◆ Task
Please reproduce the listing word for word. Pictures stay out.

[[ Extracted information open ]]

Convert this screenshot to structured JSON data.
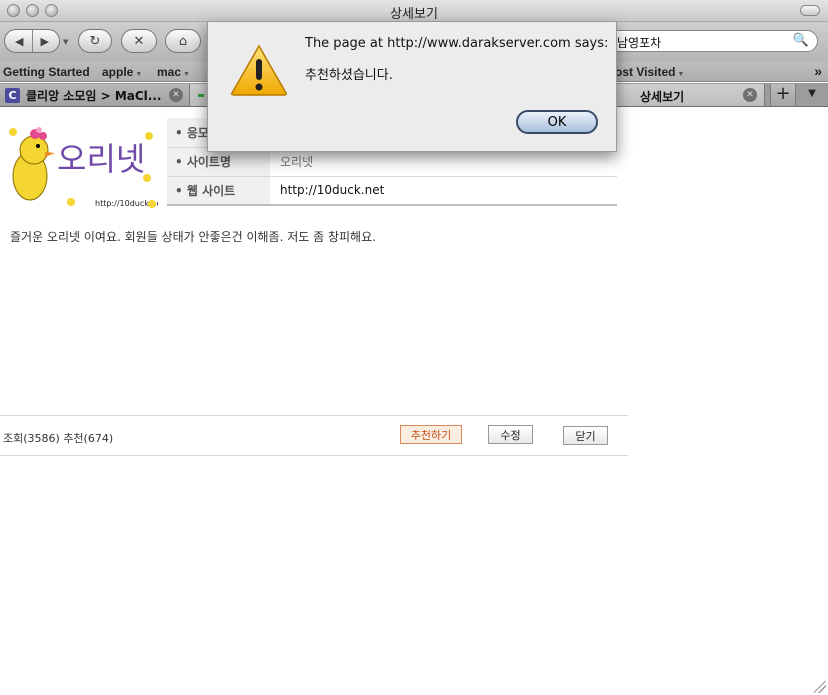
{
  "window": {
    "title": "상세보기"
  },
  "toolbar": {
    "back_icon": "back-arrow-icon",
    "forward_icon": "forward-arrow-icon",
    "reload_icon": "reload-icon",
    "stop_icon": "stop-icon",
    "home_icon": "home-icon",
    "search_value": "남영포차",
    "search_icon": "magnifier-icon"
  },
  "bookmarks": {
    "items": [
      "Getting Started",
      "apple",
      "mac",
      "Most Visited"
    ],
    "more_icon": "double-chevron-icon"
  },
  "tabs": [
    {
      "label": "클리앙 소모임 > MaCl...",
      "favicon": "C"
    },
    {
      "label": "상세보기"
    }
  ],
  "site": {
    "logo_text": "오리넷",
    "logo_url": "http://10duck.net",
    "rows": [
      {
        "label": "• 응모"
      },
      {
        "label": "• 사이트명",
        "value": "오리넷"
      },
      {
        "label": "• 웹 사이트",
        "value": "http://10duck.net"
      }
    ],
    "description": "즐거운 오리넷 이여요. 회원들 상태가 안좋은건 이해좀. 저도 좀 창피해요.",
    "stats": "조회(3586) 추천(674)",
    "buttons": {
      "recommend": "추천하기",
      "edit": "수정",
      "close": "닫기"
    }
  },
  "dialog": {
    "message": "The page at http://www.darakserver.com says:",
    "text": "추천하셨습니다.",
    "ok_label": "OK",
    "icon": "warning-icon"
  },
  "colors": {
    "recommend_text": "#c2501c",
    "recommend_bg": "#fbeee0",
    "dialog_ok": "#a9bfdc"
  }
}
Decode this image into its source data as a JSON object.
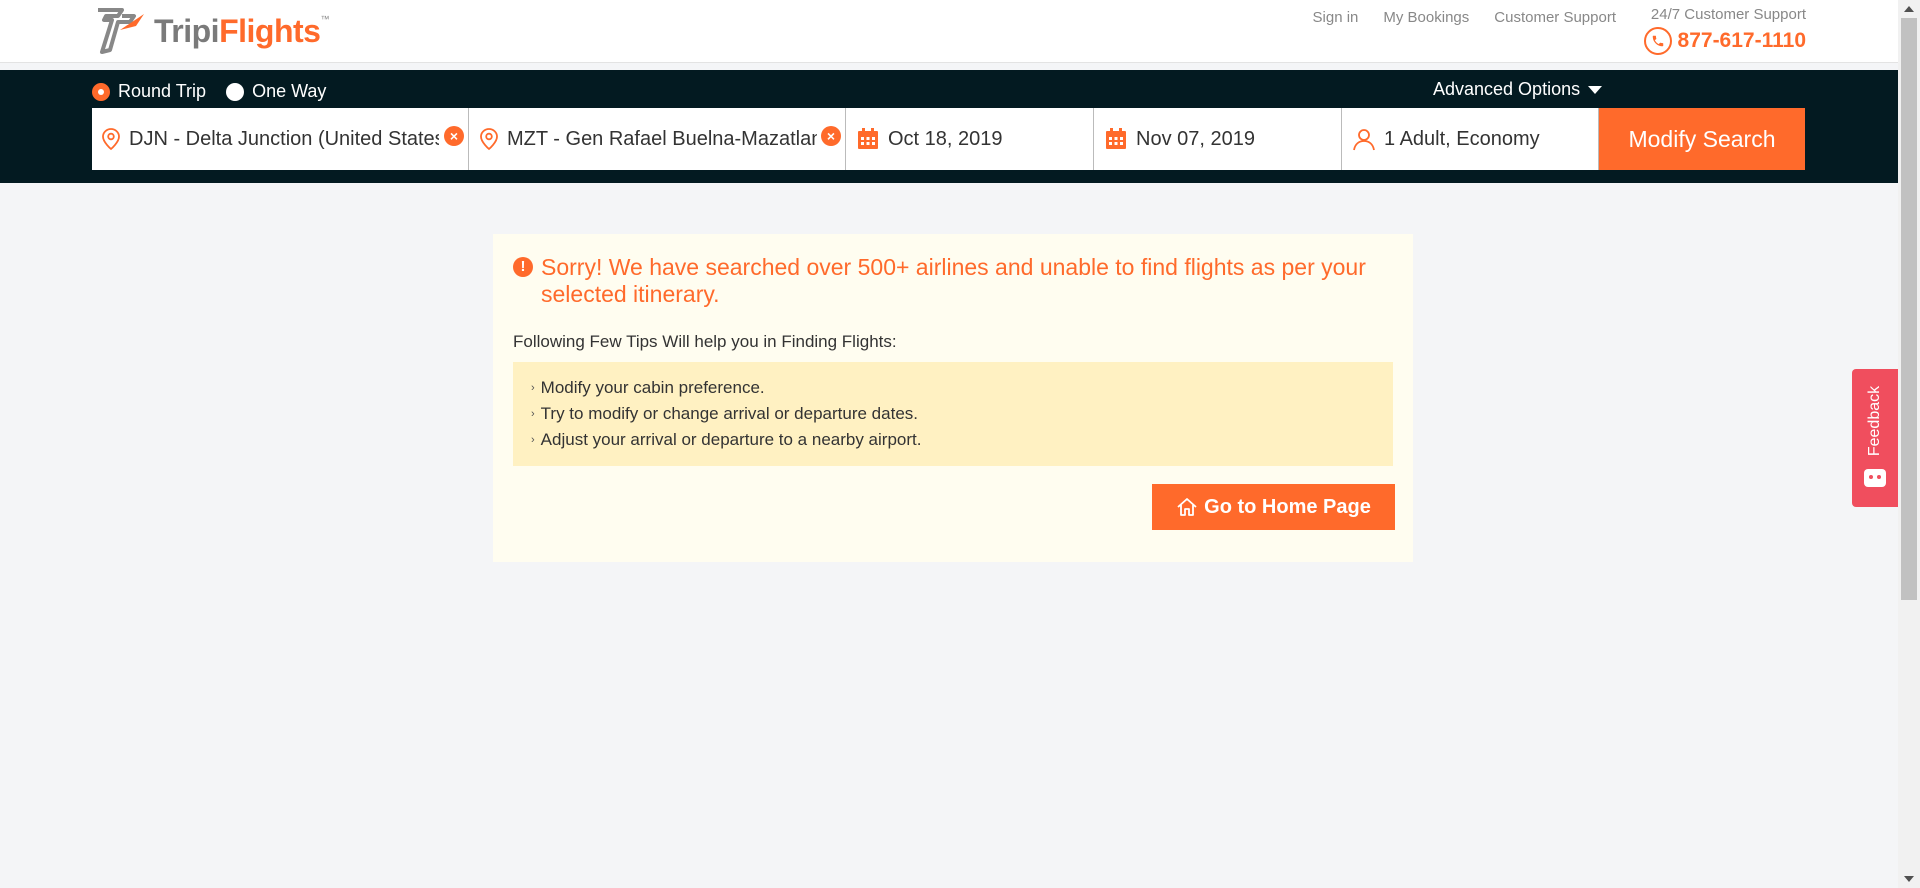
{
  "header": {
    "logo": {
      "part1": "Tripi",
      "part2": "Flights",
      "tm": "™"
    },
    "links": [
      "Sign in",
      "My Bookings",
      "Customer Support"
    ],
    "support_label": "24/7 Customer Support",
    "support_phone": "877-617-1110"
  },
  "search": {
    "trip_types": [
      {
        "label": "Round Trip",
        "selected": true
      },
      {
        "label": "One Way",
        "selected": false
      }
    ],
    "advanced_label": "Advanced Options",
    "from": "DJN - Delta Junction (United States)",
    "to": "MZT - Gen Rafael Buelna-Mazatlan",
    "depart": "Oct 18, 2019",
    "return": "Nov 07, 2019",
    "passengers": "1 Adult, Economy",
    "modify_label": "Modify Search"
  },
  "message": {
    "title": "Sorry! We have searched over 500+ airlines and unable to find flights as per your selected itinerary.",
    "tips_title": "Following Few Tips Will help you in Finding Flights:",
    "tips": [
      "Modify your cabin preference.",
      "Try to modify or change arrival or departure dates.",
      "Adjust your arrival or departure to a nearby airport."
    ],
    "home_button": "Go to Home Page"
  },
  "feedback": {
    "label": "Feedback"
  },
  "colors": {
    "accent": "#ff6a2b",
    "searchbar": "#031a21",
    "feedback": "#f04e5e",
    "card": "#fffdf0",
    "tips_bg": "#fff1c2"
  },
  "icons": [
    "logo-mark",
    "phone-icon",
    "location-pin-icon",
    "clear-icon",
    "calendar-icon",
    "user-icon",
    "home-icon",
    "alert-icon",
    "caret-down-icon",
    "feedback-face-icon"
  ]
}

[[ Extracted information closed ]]

◆ Task response
Convert this screenshot to structured JSON data.
{
  "window": {
    "title": "상세보기"
  },
  "toolbar": {
    "back_icon": "back-arrow-icon",
    "forward_icon": "forward-arrow-icon",
    "reload_icon": "reload-icon",
    "stop_icon": "stop-icon",
    "home_icon": "home-icon",
    "search_value": "남영포차",
    "search_icon": "magnifier-icon"
  },
  "bookmarks": {
    "items": [
      "Getting Started",
      "apple",
      "mac",
      "Most Visited"
    ],
    "more_icon": "double-chevron-icon"
  },
  "tabs": [
    {
      "label": "클리앙 소모임 > MaCl...",
      "favicon": "C"
    },
    {
      "label": "상세보기"
    }
  ],
  "site": {
    "logo_text": "오리넷",
    "logo_url": "http://10duck.net",
    "rows": [
      {
        "label": "• 응모"
      },
      {
        "label": "• 사이트명",
        "value": "오리넷"
      },
      {
        "label": "• 웹 사이트",
        "value": "http://10duck.net"
      }
    ],
    "description": "즐거운 오리넷 이여요. 회원들 상태가 안좋은건 이해좀. 저도 좀 창피해요.",
    "stats": "조회(3586) 추천(674)",
    "buttons": {
      "recommend": "추천하기",
      "edit": "수정",
      "close": "닫기"
    }
  },
  "dialog": {
    "message": "The page at http://www.darakserver.com says:",
    "text": "추천하셨습니다.",
    "ok_label": "OK",
    "icon": "warning-icon"
  },
  "colors": {
    "recommend_text": "#c2501c",
    "recommend_bg": "#fbeee0",
    "dialog_ok": "#a9bfdc"
  }
}
Decode this image into its source data as a JSON object.
{
  "header": {
    "logo": {
      "part1": "Tripi",
      "part2": "Flights",
      "tm": "™"
    },
    "links": [
      "Sign in",
      "My Bookings",
      "Customer Support"
    ],
    "support_label": "24/7 Customer Support",
    "support_phone": "877-617-1110"
  },
  "search": {
    "trip_types": [
      {
        "label": "Round Trip",
        "selected": true
      },
      {
        "label": "One Way",
        "selected": false
      }
    ],
    "advanced_label": "Advanced Options",
    "from": "DJN - Delta Junction (United States)",
    "to": "MZT - Gen Rafael Buelna-Mazatlan",
    "depart": "Oct 18, 2019",
    "return": "Nov 07, 2019",
    "passengers": "1 Adult, Economy",
    "modify_label": "Modify Search"
  },
  "message": {
    "title": "Sorry! We have searched over 500+ airlines and unable to find flights as per your selected itinerary.",
    "tips_title": "Following Few Tips Will help you in Finding Flights:",
    "tips": [
      "Modify your cabin preference.",
      "Try to modify or change arrival or departure dates.",
      "Adjust your arrival or departure to a nearby airport."
    ],
    "home_button": "Go to Home Page"
  },
  "feedback": {
    "label": "Feedback"
  },
  "colors": {
    "accent": "#ff6a2b",
    "searchbar": "#031a21",
    "feedback": "#f04e5e",
    "card": "#fffdf0",
    "tips_bg": "#fff1c2"
  },
  "icons": [
    "logo-mark",
    "phone-icon",
    "location-pin-icon",
    "clear-icon",
    "calendar-icon",
    "user-icon",
    "home-icon",
    "alert-icon",
    "caret-down-icon",
    "feedback-face-icon"
  ]
}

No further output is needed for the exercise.